*PROBLEM TO SOLVE:* With pictures omitted, output the records below exactly as they appear.

|---|

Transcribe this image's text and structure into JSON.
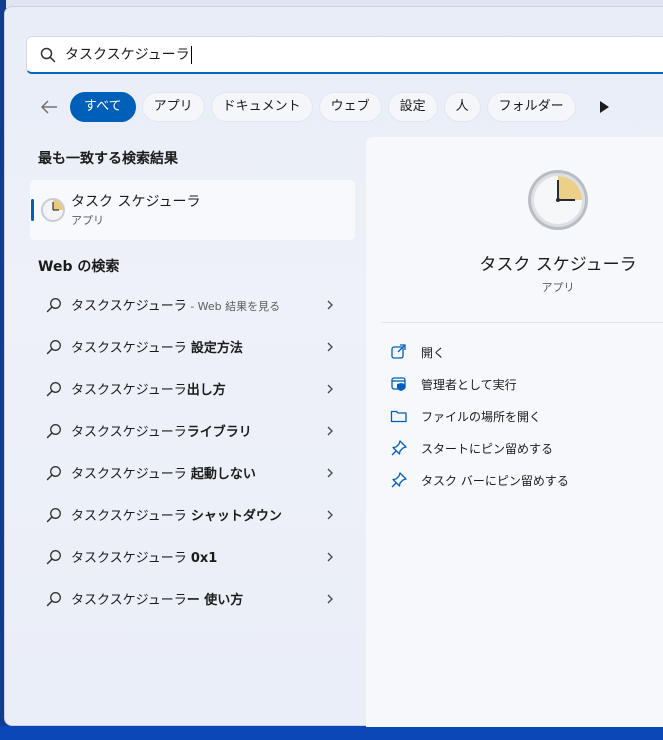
{
  "search": {
    "query": "タスクスケジューラ"
  },
  "filters": {
    "chips": [
      "すべて",
      "アプリ",
      "ドキュメント",
      "ウェブ",
      "設定",
      "人",
      "フォルダー"
    ]
  },
  "best_match": {
    "title": "最も一致する検索結果",
    "app_name": "タスク スケジューラ",
    "app_type": "アプリ"
  },
  "web": {
    "title": "Web の検索",
    "items": [
      {
        "base": "タスクスケジューラ",
        "suffix": "",
        "hint": " - Web 結果を見る"
      },
      {
        "base": "タスクスケジューラ ",
        "suffix": "設定方法",
        "hint": ""
      },
      {
        "base": "タスクスケジューラ",
        "suffix": "出し方",
        "hint": ""
      },
      {
        "base": "タスクスケジューラ",
        "suffix": "ライブラリ",
        "hint": ""
      },
      {
        "base": "タスクスケジューラ ",
        "suffix": "起動しない",
        "hint": ""
      },
      {
        "base": "タスクスケジューラ ",
        "suffix": "シャットダウン",
        "hint": ""
      },
      {
        "base": "タスクスケジューラ ",
        "suffix": "0x1",
        "hint": ""
      },
      {
        "base": "タスクスケジューラ",
        "suffix": "ー 使い方",
        "hint": ""
      }
    ]
  },
  "detail": {
    "app_name": "タスク スケジューラ",
    "app_type": "アプリ",
    "actions": [
      {
        "label": "開く",
        "icon": "open-icon"
      },
      {
        "label": "管理者として実行",
        "icon": "run-as-admin-icon"
      },
      {
        "label": "ファイルの場所を開く",
        "icon": "folder-icon"
      },
      {
        "label": "スタートにピン留めする",
        "icon": "pin-icon"
      },
      {
        "label": "タスク バーにピン留めする",
        "icon": "pin-icon"
      }
    ]
  },
  "colors": {
    "accent": "#005fb8",
    "desktop": "#0a3f9e"
  }
}
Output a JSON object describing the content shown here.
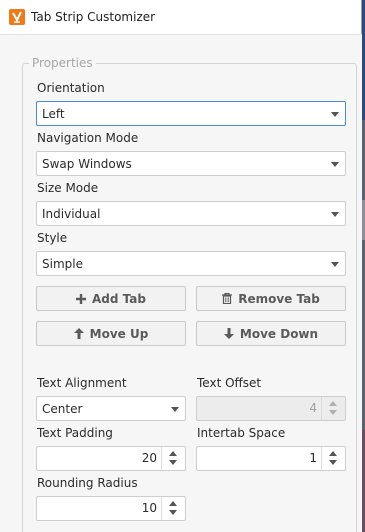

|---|

*RESULT FOR THIS TASK:*
Transcribe this image's text and structure into JSON.
{
  "search": {
    "query": "タスクスケジューラ"
  },
  "filters": {
    "chips": [
      "すべて",
      "アプリ",
      "ドキュメント",
      "ウェブ",
      "設定",
      "人",
      "フォルダー"
    ]
  },
  "best_match": {
    "title": "最も一致する検索結果",
    "app_name": "タスク スケジューラ",
    "app_type": "アプリ"
  },
  "web": {
    "title": "Web の検索",
    "items": [
      {
        "base": "タスクスケジューラ",
        "suffix": "",
        "hint": " - Web 結果を見る"
      },
      {
        "base": "タスクスケジューラ ",
        "suffix": "設定方法",
        "hint": ""
      },
      {
        "base": "タスクスケジューラ",
        "suffix": "出し方",
        "hint": ""
      },
      {
        "base": "タスクスケジューラ",
        "suffix": "ライブラリ",
        "hint": ""
      },
      {
        "base": "タスクスケジューラ ",
        "suffix": "起動しない",
        "hint": ""
      },
      {
        "base": "タスクスケジューラ ",
        "suffix": "シャットダウン",
        "hint": ""
      },
      {
        "base": "タスクスケジューラ ",
        "suffix": "0x1",
        "hint": ""
      },
      {
        "base": "タスクスケジューラ",
        "suffix": "ー 使い方",
        "hint": ""
      }
    ]
  },
  "detail": {
    "app_name": "タスク スケジューラ",
    "app_type": "アプリ",
    "actions": [
      {
        "label": "開く",
        "icon": "open-icon"
      },
      {
        "label": "管理者として実行",
        "icon": "run-as-admin-icon"
      },
      {
        "label": "ファイルの場所を開く",
        "icon": "folder-icon"
      },
      {
        "label": "スタートにピン留めする",
        "icon": "pin-icon"
      },
      {
        "label": "タスク バーにピン留めする",
        "icon": "pin-icon"
      }
    ]
  },
  "colors": {
    "accent": "#005fb8",
    "desktop": "#0a3f9e"
  }
}
Output a JSON object describing the content shown here.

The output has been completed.